| Work to complete |
Go through the records and report each line in which the word "Italia" occurs.

-- Records for the task follows --

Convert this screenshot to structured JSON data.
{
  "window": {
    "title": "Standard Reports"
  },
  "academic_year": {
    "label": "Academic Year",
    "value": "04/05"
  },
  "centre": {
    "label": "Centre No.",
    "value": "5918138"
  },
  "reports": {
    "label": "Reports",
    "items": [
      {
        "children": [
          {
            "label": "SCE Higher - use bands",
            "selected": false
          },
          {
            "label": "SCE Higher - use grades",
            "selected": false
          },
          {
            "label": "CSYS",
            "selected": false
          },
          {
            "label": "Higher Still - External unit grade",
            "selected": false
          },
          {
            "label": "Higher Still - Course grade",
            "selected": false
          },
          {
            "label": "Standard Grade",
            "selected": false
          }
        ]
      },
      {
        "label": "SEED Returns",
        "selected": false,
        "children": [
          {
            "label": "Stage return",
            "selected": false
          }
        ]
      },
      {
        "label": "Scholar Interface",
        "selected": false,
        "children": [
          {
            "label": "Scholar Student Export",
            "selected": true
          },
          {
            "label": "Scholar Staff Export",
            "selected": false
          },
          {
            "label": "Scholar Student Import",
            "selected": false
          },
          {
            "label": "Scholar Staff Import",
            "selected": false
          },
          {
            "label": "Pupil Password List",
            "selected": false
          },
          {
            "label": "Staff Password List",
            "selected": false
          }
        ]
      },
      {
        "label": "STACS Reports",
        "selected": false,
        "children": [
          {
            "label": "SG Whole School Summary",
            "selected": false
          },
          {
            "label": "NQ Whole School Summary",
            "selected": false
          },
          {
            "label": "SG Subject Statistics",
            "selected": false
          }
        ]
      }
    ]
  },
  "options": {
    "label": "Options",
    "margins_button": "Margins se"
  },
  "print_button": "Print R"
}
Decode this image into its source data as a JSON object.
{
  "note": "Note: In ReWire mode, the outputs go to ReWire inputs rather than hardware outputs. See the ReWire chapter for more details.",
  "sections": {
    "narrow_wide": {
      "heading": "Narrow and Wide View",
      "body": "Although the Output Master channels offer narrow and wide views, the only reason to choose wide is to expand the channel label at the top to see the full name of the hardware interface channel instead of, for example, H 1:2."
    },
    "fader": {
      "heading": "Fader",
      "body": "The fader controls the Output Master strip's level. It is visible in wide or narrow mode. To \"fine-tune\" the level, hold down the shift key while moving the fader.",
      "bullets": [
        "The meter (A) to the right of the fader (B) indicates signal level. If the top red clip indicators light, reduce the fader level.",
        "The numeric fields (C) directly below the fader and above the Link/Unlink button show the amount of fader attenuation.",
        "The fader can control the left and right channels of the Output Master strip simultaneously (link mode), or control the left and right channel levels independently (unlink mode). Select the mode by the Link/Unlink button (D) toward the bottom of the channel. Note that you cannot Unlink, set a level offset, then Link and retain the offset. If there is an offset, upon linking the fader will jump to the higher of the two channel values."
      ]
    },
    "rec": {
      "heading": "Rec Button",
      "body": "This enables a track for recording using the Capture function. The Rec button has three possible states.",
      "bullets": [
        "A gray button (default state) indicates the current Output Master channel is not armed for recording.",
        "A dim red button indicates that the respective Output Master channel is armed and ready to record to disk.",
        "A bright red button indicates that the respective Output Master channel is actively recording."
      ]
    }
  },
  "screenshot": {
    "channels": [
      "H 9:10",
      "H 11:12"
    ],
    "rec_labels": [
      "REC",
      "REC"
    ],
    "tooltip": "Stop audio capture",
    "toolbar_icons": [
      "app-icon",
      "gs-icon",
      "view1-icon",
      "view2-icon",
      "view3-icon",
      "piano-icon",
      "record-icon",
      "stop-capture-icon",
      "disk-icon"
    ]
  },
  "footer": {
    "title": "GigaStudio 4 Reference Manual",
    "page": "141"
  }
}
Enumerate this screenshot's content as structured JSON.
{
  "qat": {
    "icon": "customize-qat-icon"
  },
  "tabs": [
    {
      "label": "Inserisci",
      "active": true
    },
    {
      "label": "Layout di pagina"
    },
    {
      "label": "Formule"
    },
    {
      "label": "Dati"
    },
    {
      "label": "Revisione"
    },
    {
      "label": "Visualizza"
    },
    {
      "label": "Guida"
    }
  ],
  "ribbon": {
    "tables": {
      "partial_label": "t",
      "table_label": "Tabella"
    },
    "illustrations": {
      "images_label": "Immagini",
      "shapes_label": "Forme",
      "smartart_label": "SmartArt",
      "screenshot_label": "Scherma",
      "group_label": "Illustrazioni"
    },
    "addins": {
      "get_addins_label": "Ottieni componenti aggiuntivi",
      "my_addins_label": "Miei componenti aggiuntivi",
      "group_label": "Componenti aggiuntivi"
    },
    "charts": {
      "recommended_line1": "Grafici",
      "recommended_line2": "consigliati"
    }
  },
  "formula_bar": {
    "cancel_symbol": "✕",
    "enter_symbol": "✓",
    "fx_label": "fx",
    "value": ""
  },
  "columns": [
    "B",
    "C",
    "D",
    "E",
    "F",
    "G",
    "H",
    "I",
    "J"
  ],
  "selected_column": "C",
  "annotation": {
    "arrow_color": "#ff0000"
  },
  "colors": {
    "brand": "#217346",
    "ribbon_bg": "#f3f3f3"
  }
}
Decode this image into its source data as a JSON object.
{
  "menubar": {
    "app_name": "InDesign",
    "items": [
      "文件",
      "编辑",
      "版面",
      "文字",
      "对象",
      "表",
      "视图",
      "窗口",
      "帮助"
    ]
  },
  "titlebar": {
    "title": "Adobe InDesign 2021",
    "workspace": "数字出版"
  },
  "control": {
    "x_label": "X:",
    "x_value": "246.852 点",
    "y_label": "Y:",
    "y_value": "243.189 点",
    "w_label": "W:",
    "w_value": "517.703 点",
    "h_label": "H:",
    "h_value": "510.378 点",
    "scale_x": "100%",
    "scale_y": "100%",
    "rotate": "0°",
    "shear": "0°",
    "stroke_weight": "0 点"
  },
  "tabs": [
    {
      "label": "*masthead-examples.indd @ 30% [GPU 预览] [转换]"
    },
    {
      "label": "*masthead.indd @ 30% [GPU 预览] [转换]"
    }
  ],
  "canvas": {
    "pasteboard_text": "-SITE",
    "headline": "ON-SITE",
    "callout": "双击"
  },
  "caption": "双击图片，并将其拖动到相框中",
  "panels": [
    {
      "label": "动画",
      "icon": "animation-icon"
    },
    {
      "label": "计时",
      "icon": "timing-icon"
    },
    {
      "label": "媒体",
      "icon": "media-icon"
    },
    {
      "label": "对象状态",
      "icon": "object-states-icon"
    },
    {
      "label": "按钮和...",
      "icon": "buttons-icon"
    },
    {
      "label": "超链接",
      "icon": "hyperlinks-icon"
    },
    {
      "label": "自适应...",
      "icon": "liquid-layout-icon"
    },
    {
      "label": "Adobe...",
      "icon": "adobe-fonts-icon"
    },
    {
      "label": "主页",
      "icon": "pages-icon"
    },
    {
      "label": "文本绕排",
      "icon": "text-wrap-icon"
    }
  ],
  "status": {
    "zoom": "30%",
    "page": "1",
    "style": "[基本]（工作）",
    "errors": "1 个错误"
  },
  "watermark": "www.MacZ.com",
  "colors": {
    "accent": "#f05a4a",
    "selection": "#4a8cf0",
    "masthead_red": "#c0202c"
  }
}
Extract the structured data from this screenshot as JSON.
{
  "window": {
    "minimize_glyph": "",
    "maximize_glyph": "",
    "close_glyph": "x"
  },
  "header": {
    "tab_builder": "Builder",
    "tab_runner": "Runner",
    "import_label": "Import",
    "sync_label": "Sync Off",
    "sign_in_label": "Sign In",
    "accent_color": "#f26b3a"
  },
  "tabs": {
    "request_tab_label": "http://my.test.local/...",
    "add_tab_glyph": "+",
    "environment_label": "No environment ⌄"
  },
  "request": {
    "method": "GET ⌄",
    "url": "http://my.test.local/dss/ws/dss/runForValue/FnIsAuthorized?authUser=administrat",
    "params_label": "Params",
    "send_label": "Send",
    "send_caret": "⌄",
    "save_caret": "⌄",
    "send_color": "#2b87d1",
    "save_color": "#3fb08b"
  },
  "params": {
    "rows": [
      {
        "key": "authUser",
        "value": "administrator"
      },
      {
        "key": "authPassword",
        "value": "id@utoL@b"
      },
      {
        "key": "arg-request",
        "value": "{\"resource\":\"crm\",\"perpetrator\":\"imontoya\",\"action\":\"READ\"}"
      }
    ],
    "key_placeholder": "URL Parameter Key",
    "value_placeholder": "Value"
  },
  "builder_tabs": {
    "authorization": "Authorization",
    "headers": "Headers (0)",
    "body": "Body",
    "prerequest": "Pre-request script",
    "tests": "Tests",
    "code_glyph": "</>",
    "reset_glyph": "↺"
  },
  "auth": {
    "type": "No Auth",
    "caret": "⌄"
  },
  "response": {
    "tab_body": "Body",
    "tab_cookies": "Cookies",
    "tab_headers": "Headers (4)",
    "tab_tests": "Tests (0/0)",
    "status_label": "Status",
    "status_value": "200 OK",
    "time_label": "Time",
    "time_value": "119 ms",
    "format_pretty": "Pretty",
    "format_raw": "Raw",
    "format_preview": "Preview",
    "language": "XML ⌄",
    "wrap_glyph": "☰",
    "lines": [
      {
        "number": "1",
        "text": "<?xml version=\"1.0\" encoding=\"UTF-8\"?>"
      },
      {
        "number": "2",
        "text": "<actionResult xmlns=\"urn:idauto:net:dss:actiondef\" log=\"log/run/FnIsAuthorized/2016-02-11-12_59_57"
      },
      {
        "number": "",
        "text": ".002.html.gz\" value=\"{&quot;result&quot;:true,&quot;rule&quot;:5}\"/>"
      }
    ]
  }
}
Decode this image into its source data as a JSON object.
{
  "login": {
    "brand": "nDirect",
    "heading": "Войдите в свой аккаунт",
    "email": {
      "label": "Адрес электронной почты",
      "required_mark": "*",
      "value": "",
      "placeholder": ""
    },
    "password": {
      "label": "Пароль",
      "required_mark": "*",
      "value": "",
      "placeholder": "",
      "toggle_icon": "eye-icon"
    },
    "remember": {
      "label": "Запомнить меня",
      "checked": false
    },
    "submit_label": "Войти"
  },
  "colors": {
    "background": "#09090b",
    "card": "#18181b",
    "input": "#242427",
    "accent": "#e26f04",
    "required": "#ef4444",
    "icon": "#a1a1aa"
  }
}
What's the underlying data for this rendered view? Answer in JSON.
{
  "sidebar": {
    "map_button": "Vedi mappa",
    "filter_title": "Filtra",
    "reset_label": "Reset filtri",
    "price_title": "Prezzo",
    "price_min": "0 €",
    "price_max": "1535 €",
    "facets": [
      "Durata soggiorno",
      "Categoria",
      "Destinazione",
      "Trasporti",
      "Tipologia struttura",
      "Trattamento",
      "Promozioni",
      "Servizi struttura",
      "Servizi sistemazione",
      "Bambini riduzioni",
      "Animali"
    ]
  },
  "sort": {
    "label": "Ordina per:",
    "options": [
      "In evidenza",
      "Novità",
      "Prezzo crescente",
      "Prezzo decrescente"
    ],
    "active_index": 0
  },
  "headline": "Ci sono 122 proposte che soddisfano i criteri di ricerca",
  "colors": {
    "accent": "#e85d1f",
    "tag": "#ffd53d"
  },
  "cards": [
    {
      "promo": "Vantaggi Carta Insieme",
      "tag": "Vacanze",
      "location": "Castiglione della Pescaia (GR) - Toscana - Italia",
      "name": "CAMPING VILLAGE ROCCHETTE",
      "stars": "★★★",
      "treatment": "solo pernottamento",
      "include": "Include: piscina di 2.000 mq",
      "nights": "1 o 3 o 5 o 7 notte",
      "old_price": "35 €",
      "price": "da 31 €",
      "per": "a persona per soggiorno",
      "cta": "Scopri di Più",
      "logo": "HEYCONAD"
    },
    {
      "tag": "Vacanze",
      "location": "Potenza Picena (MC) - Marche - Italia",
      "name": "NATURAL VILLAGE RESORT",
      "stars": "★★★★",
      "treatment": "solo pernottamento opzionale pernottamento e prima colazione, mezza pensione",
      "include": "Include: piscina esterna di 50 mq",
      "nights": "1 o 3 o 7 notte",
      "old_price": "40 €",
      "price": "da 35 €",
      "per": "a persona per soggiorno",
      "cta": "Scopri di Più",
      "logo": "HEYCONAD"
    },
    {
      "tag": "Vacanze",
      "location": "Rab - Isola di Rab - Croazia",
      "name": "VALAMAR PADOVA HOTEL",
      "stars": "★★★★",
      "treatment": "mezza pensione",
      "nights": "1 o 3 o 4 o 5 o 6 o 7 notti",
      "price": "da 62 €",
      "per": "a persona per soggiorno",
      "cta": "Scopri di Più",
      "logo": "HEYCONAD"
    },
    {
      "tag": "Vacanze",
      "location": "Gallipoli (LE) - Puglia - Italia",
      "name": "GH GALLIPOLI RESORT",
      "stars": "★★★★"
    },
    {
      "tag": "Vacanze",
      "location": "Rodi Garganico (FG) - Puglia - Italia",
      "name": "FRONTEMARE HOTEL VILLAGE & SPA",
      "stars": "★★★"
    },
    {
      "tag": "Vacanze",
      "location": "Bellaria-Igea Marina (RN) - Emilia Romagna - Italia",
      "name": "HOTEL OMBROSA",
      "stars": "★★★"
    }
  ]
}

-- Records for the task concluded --

| Finished task |
      "location": "Castiglione della Pescaia (GR) - Toscana - Italia",
      "location": "Potenza Picena (MC) - Marche - Italia",
      "location": "Gallipoli (LE) - Puglia - Italia",
      "location": "Rodi Garganico (FG) - Puglia - Italia",
      "location": "Bellaria-Igea Marina (RN) - Emilia Romagna - Italia",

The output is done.